WHAT NEEDS TO BE DONE
Each entry that follows should be retyped exactly.

THE DATA
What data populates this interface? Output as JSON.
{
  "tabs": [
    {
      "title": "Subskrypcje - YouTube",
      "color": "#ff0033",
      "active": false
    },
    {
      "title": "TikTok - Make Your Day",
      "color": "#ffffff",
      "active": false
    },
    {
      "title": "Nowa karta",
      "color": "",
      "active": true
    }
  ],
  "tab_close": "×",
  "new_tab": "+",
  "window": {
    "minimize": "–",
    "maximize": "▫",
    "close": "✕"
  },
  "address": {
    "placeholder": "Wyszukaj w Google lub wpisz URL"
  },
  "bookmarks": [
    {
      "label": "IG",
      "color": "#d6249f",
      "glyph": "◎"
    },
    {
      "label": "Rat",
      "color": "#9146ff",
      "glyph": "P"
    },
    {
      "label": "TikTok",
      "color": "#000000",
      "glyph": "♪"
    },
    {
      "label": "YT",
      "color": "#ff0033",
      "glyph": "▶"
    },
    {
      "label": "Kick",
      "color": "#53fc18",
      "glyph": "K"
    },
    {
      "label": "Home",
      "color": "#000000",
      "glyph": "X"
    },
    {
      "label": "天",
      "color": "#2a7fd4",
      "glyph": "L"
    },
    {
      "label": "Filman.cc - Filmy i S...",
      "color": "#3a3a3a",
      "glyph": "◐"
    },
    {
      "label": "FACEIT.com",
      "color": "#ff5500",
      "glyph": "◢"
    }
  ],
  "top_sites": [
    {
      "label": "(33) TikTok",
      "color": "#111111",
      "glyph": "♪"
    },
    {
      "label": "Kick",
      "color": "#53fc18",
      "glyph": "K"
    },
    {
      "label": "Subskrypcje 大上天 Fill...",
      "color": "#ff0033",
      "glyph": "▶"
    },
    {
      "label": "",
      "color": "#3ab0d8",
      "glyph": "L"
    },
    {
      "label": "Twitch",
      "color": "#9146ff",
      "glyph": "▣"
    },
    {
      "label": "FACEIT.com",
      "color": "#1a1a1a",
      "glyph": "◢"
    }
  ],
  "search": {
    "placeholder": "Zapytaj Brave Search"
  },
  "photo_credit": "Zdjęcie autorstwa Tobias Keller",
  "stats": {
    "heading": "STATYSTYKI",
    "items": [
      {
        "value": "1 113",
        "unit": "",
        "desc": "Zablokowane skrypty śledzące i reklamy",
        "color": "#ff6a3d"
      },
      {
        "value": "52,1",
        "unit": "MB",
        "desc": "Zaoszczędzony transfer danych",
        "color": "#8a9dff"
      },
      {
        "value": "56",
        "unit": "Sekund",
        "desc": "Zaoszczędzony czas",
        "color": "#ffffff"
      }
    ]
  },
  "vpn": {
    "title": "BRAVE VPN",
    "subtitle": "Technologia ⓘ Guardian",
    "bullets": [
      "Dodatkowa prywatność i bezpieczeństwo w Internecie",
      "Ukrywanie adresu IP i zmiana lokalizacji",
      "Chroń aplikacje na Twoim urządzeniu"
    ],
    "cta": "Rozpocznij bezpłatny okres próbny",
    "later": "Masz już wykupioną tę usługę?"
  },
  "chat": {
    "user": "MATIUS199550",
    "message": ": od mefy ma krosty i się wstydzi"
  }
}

FINAL ANSWER
What data populates this interface? Output as JSON.
{
  "tabs": [
    {
      "title": "Subskrypcje - YouTube",
      "color": "#ff0033",
      "active": false
    },
    {
      "title": "TikTok - Make Your Day",
      "color": "#ffffff",
      "active": false
    },
    {
      "title": "Nowa karta",
      "color": "",
      "active": true
    }
  ],
  "tab_close": "×",
  "new_tab": "+",
  "window": {
    "minimize": "–",
    "maximize": "▫",
    "close": "✕"
  },
  "address": {
    "placeholder": "Wyszukaj w Google lub wpisz URL"
  },
  "bookmarks": [
    {
      "label": "IG",
      "color": "#d6249f",
      "glyph": "◎"
    },
    {
      "label": "Rat",
      "color": "#9146ff",
      "glyph": "P"
    },
    {
      "label": "TikTok",
      "color": "#000000",
      "glyph": "♪"
    },
    {
      "label": "YT",
      "color": "#ff0033",
      "glyph": "▶"
    },
    {
      "label": "Kick",
      "color": "#53fc18",
      "glyph": "K"
    },
    {
      "label": "Home",
      "color": "#000000",
      "glyph": "X"
    },
    {
      "label": "天",
      "color": "#2a7fd4",
      "glyph": "L"
    },
    {
      "label": "Filman.cc - Filmy i S...",
      "color": "#3a3a3a",
      "glyph": "◐"
    },
    {
      "label": "FACEIT.com",
      "color": "#ff5500",
      "glyph": "◢"
    }
  ],
  "top_sites": [
    {
      "label": "(33) TikTok",
      "color": "#111111",
      "glyph": "♪"
    },
    {
      "label": "Kick",
      "color": "#53fc18",
      "glyph": "K"
    },
    {
      "label": "Subskrypcje 大上天 Fill...",
      "color": "#ff0033",
      "glyph": "▶"
    },
    {
      "label": "",
      "color": "#3ab0d8",
      "glyph": "L"
    },
    {
      "label": "Twitch",
      "color": "#9146ff",
      "glyph": "▣"
    },
    {
      "label": "FACEIT.com",
      "color": "#1a1a1a",
      "glyph": "◢"
    }
  ],
  "search": {
    "placeholder": "Zapytaj Brave Search"
  },
  "photo_credit": "Zdjęcie autorstwa Tobias Keller",
  "stats": {
    "heading": "STATYSTYKI",
    "items": [
      {
        "value": "1 113",
        "unit": "",
        "desc": "Zablokowane skrypty śledzące i reklamy",
        "color": "#ff6a3d"
      },
      {
        "value": "52,1",
        "unit": "MB",
        "desc": "Zaoszczędzony transfer danych",
        "color": "#8a9dff"
      },
      {
        "value": "56",
        "unit": "Sekund",
        "desc": "Zaoszczędzony czas",
        "color": "#ffffff"
      }
    ]
  },
  "vpn": {
    "title": "BRAVE VPN",
    "subtitle": "Technologia ⓘ Guardian",
    "bullets": [
      "Dodatkowa prywatność i bezpieczeństwo w Internecie",
      "Ukrywanie adresu IP i zmiana lokalizacji",
      "Chroń aplikacje na Twoim urządzeniu"
    ],
    "cta": "Rozpocznij bezpłatny okres próbny",
    "later": "Masz już wykupioną tę usługę?"
  },
  "chat": {
    "user": "MATIUS199550",
    "message": ": od mefy ma krosty i się wstydzi"
  }
}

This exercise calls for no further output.